▸ **TASK DESCRIPTION**
Wherever a line holds the word "count", copy that line from the data.

Website and app data records
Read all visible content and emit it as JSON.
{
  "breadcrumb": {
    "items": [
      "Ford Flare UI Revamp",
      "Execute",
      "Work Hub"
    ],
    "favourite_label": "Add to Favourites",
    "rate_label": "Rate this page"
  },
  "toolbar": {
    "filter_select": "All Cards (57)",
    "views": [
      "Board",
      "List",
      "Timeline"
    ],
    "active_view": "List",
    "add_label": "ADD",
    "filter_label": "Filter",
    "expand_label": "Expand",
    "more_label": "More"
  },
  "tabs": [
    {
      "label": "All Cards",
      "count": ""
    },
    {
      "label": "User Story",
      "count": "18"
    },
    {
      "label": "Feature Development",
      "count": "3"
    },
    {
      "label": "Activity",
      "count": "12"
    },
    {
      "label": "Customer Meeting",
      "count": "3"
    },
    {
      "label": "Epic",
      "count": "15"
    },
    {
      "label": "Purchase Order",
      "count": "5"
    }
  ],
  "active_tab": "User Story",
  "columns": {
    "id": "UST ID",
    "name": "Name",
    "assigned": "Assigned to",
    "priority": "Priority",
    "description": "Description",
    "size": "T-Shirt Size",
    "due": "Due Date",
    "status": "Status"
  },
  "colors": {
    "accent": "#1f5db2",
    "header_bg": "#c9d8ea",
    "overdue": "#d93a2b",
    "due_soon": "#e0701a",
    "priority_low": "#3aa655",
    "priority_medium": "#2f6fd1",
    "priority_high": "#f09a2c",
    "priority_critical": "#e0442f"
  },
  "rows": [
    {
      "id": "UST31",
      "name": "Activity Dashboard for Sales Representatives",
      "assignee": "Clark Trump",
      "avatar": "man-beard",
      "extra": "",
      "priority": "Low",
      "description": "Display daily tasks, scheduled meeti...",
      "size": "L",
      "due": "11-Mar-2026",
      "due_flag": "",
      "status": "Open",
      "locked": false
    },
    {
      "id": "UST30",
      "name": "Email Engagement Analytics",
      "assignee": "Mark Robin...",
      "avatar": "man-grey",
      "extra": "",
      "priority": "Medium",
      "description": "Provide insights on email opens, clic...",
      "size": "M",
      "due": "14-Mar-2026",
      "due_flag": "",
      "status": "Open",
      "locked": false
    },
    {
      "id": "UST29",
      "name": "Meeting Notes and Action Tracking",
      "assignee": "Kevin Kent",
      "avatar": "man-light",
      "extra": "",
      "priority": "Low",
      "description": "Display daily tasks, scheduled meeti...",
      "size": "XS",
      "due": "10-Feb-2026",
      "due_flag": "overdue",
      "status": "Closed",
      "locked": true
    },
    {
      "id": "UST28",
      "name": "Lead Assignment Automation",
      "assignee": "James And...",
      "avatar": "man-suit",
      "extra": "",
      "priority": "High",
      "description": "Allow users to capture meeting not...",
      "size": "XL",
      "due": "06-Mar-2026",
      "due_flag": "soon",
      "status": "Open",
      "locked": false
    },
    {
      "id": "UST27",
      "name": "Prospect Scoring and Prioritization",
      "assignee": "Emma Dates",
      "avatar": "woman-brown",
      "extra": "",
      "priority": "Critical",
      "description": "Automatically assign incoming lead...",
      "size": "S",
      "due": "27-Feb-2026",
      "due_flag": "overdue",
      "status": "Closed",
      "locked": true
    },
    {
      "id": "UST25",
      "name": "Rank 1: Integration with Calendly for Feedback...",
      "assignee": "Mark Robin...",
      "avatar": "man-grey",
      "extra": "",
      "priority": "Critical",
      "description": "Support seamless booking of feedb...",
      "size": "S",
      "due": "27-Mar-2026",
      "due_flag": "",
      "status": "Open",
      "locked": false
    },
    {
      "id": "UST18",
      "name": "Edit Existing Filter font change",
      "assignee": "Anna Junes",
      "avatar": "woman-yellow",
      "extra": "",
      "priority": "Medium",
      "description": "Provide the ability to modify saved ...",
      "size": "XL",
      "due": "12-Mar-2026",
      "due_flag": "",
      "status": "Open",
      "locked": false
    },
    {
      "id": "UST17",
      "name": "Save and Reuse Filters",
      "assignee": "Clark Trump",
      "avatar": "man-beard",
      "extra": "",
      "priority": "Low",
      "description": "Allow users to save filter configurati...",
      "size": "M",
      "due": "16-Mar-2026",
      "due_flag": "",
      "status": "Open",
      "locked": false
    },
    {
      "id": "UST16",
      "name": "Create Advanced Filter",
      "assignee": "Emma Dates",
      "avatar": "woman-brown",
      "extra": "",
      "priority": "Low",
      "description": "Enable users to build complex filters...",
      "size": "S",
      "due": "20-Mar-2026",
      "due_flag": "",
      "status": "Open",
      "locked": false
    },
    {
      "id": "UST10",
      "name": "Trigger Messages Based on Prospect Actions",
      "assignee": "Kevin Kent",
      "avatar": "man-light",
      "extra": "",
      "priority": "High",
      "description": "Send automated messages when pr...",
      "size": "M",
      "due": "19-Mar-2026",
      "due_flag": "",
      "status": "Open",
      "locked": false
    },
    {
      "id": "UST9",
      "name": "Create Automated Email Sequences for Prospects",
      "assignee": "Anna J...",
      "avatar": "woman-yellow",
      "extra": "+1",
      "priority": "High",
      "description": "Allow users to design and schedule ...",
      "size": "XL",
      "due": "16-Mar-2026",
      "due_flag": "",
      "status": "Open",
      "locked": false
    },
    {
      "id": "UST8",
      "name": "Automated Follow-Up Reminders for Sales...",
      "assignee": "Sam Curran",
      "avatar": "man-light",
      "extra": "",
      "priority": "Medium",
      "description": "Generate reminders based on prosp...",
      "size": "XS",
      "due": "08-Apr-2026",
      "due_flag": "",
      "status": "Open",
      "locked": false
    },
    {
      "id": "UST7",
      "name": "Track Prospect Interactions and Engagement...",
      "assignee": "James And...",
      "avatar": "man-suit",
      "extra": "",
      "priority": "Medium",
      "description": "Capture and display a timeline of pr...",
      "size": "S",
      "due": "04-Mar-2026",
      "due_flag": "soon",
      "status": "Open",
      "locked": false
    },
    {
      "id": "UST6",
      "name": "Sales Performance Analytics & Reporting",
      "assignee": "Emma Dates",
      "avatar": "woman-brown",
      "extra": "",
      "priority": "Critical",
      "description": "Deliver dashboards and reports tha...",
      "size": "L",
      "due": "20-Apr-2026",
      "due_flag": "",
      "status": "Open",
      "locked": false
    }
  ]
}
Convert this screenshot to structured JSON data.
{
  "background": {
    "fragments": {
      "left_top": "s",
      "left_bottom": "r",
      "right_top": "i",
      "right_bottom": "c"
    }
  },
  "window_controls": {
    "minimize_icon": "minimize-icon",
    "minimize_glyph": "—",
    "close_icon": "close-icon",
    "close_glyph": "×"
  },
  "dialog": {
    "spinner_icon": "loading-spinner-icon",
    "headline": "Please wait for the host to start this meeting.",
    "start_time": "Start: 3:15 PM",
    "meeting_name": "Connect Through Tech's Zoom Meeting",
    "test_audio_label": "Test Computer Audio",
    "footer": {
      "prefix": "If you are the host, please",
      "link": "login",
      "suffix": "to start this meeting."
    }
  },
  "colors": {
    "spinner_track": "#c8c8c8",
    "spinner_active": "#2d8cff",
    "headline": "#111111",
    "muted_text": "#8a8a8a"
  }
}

▸ **WRITTEN ANSWER**
      "count": ""
      "count": "18"
      "count": "3"
      "count": "12"
      "count": "3"
      "count": "15"
      "count": "5"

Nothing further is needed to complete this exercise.